*** EXERCISE MATERIALS ***

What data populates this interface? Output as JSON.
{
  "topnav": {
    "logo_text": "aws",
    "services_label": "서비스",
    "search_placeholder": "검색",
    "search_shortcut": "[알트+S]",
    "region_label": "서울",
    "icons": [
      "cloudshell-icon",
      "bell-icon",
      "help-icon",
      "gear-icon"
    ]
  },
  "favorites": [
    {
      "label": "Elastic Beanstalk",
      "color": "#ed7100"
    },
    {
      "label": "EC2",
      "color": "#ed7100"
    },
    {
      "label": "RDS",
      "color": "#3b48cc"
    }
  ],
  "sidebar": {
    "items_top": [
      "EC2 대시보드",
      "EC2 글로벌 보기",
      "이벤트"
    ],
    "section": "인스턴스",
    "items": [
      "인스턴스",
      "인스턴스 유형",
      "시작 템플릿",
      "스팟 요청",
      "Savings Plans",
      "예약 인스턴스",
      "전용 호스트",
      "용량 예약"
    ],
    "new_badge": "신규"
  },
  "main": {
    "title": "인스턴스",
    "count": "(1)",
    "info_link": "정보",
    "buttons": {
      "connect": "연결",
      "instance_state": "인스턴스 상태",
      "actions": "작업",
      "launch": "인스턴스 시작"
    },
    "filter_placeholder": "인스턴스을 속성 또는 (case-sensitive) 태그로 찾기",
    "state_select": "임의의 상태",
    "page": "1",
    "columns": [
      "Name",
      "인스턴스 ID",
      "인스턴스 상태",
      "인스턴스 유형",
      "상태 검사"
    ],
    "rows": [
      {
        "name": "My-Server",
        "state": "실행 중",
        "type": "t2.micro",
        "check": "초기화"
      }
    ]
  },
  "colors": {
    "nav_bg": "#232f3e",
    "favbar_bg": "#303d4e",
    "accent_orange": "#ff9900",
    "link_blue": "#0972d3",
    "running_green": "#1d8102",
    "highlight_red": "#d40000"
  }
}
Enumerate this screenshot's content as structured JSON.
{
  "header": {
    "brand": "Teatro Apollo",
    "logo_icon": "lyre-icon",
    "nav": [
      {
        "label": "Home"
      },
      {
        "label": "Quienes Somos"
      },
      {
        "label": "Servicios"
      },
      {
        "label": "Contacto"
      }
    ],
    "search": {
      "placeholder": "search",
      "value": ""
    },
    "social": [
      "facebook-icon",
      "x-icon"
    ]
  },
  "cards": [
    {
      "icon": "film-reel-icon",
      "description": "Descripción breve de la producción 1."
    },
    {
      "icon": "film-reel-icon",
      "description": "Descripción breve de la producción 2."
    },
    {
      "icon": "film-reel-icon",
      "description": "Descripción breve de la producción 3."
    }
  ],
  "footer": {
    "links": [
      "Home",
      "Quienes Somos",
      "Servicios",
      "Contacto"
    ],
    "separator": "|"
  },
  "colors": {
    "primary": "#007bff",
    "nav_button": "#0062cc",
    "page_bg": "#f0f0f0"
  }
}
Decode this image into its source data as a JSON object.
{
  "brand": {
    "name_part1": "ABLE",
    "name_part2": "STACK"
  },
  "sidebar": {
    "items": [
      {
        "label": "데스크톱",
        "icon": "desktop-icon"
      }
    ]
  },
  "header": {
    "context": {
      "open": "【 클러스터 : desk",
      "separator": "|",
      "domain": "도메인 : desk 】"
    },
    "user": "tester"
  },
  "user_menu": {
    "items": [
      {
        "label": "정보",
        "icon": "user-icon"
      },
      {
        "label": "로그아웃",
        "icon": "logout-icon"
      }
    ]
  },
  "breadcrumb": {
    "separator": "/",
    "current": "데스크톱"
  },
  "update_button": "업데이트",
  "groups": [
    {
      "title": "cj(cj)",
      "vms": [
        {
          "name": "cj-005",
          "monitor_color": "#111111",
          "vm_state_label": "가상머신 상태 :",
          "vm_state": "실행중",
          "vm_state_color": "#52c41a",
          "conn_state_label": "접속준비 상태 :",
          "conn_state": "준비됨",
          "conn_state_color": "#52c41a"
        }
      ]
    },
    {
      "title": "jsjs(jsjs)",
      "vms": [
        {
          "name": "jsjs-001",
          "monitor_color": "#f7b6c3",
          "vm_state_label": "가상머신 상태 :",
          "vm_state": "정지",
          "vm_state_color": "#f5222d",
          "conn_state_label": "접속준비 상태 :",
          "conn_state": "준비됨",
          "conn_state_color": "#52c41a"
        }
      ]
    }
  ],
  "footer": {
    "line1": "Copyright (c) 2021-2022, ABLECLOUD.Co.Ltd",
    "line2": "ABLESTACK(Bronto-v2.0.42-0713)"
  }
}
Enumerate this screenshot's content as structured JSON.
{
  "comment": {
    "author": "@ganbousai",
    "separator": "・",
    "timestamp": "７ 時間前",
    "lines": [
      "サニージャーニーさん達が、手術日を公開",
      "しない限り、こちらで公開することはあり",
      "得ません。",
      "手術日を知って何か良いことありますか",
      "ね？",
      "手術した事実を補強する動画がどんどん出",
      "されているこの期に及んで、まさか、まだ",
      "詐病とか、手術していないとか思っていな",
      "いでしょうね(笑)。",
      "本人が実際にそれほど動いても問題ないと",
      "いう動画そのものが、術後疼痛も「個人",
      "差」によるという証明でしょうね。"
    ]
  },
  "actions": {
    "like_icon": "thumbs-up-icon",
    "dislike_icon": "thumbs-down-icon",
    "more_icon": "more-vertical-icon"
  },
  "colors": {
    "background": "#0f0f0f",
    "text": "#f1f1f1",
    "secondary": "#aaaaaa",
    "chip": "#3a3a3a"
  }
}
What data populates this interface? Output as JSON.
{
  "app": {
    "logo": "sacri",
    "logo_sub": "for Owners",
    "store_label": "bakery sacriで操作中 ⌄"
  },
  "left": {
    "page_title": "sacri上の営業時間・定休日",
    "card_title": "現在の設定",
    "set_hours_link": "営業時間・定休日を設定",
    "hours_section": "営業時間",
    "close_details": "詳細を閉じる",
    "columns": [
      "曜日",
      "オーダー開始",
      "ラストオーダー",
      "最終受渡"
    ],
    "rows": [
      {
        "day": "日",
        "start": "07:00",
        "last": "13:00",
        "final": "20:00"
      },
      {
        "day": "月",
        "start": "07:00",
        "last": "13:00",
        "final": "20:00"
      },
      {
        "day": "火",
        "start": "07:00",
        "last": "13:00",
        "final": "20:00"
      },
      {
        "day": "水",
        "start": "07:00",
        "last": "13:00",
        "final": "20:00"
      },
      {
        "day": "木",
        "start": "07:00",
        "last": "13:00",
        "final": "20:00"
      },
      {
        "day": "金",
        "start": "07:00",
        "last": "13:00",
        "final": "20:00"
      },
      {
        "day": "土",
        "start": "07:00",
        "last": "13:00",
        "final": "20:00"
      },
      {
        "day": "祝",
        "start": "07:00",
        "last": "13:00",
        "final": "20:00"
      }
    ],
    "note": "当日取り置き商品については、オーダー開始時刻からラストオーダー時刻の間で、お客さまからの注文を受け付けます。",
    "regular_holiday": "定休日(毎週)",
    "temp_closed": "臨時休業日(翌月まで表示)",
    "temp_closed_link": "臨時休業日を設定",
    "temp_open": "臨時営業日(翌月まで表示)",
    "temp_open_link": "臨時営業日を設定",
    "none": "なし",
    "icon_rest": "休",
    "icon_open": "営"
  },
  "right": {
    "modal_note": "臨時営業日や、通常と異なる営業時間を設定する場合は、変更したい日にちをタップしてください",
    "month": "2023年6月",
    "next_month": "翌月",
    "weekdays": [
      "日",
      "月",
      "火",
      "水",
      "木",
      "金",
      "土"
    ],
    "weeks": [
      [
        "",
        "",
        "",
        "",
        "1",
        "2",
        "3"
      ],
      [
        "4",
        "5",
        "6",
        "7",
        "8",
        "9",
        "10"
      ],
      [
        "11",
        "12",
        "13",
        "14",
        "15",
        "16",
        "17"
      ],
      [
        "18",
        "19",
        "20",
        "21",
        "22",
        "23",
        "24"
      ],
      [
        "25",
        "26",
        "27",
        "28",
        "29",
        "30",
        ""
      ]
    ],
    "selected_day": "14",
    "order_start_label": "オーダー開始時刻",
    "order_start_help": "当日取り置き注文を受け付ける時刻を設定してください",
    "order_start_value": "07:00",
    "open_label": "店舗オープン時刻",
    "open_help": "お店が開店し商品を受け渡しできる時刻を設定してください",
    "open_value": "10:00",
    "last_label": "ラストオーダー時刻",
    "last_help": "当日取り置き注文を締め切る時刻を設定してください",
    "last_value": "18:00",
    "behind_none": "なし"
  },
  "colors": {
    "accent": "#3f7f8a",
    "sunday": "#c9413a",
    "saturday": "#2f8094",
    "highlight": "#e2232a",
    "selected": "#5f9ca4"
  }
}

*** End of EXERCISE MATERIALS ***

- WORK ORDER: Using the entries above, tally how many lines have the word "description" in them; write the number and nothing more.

- SOLUTION TO THE EXERCISE: 3